November 3, 2004
It has all the gossipy intrigue and social awkwardness of seating the still-respected ex-wife and the sexy new girlfriend at the same table for a family wedding. Former Celtics coach Jim O'Brien returns to the FleetCenter tonight, with the Philadelphia 76ers in tow, for the season opener against the Celtics.
O'Brien, who resigned his position in Boston last January, will get a first-hand look at what new coach Doc Rivers has done with the Celtics. Whether or not the stoic O'Brien admits it, there will be mixed emotions about the entire affair.
"I still have a lot of fans in that organization," said O'Brien. "To say this was just another game, that wouldn't be the whole truth. Certainly, I'll approach it as another game, but it will be an odd experience being an opponent in the FleetCenter and staying at a hotel in Boston and preparing to play against the Celtics. That will be a foreign experience and a little bit of a weird experience."
Knowing O'Brien, he will try to keep the focus on the players and on defense.

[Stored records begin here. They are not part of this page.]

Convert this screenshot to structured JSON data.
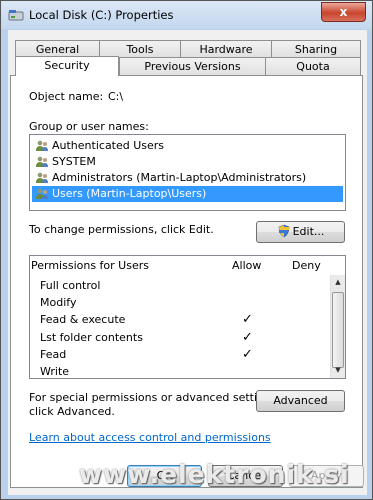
{
  "window": {
    "title": "Local Disk (C:) Properties",
    "close_label": "x"
  },
  "tabs": {
    "row1": [
      "General",
      "Tools",
      "Hardware",
      "Sharing"
    ],
    "row2": [
      "Security",
      "Previous Versions",
      "Quota"
    ],
    "active": "Security"
  },
  "security": {
    "object_name_label": "Object name:",
    "object_name_value": "C:\\",
    "groups_label": "Group or user names:",
    "groups": [
      {
        "label": "Authenticated Users",
        "icon": "users-icon"
      },
      {
        "label": "SYSTEM",
        "icon": "users-icon"
      },
      {
        "label": "Administrators (Martin-Laptop\\Administrators)",
        "icon": "users-icon"
      },
      {
        "label": "Users (Martin-Laptop\\Users)",
        "icon": "users-icon",
        "selected": true
      }
    ],
    "change_hint": "To change permissions, click Edit.",
    "edit_button": "Edit...",
    "permissions_header": "Permissions for Users",
    "allow_header": "Allow",
    "deny_header": "Deny",
    "permissions": [
      {
        "name": "Full control",
        "allow": false,
        "deny": false
      },
      {
        "name": "Modify",
        "allow": false,
        "deny": false
      },
      {
        "name": "Fead & execute",
        "allow": true,
        "deny": false
      },
      {
        "name": "Lst folder contents",
        "allow": true,
        "deny": false
      },
      {
        "name": "Fead",
        "allow": true,
        "deny": false
      },
      {
        "name": "Write",
        "allow": false,
        "deny": false
      }
    ],
    "check_glyph": "✓",
    "special_hint_line1": "For special permissions or advanced settings,",
    "special_hint_line2": "click Advanced.",
    "advanced_button": "Advanced",
    "learn_link": "Learn about access control and permissions"
  },
  "footer": {
    "ok": "OK",
    "cancel": "Cancel",
    "apply": "Apply"
  },
  "watermark": "www.elektronik.si",
  "colors": {
    "selection": "#3399ff",
    "link": "#0066cc",
    "close_button": "#c8452f",
    "frame": "#b9d1ea"
  }
}
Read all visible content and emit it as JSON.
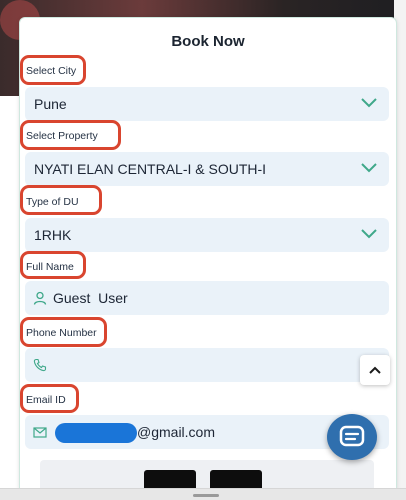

He probably prefers it that a Red Sox delegation is scheduled to appear with the World Series trophy, thus making his return a little more incidental to the festivities. But given his abrupt departure and the fact that his former players still hold him in high regard, O'Brien cannot avoid being a significant story line. His familiarity with the Boston personnel, and vice versa, will inevitably factor into the game plan.
"We all know each other's games," said the Celtics' Walter McCarty. "It's just how you go out and execute.
"It was a lot of fun [playing for O'Brien]. You knew what to expect. Coach O'Brien was the same person each and every day, and we were very comfortable with him. We had a lot of good times and we had a lot of fond memories. But we're going out there wanting to win.
"That was a tough situation last year. We all knew it was a tough situation. I'm very close with Coach O'Brien, so I know what went on behind closed doors. To say he quit is kind of tough, even though he left. If I was in that position, I would have done the same thing."
With Philadelphia, O'Brien likes the balance of young players and veterans. He likes Andre Iguodala so much that the 20-year-old rookie will start at small forward. Allen Iverson officially moves to point guard, while Aaron McKie completes the backcourt, Kenny Thomas starts at power forward, and Marc Jackson starts at center. O'Brien made it clear who's in charge of decisions on the court by bumping anticipated starters Samuel Dalembert, Glenn Robinson, and Willie Green to the bench. The team also has begun pursuing a trade for Robinson, who is on the injured list with ankle tendinitis.
The Sixers' defensive scheme, which puts an emphasis on keeping opponents away from the rim, should look familiar. What worked in Boston appears to be working in Philadelphia. While compiling a 6-2 exhibition record, the Sixers held opponents to 43 percent shooting. But it may come as a shock to hear that O'Brien believes Philadelphia is "becoming a good fast-break team." The Sixers averaged 98.0 points in exhibition games, among the best in the league.
So the coach who found himself on a different page from Danny Ainge - reportedly because he didn't develop young talent and couldn't coax the Celtics into playing up-tempo ball - will start a rookie and look for easy baskets in transition. But it wouldn't be an O'Brien team without defense coming first.
"One of the first things [Iverson] mentioned, and a couple of other veterans mentioned, was, 'Could we teach them the kind of defense the Celtics played on the Sixers in the past?' " said O'Brien. "They all mentioned how difficult it was to get the ball to the rim. I said, 'Well, not only can we teach that, but we will insist upon teaching it.'
"It's nice to have [Iverson] on your side and it's nice to see him pushing the ball up the court and having other teams worry about getting back to the paint and loading up to him."
On the Celtics' side, Gary Payton will be pushing the ball with a nondisplaced fracture of his right thumb. Rivers said Payton will start, though it will be a wait-and-see proposition as far as minutes are concerned. The veteran point guard will wear some form of protective padding and expects to be pressured. But Payton has fared much better than rookie Delonte West, whose fractured right thumb will keep him out anywhere from two to eight weeks.
Payton, McCarty, Paul Pierce, Mark Blount, and the other Celtics veterans will have to find a way to beat the defense they know so well. On the court and off, it will be a tough reunion in many ways.
Asked if he could see Pierce trying to do more in an effort to beat an O'Brien team, Rivers said, "I hope not. You always want to beat your ex-coach. You want to beat your ex-teammates. That's why they're pros, because everybody's competitive. Even when you like them, you really want to beat them.
"This game has nothing to do with Jim O'Brien, honest. I think it has to do more with the Sixers. These two teams have had something going for 25 years or longer. I think it's more that than anything to do with Jim O'Brien."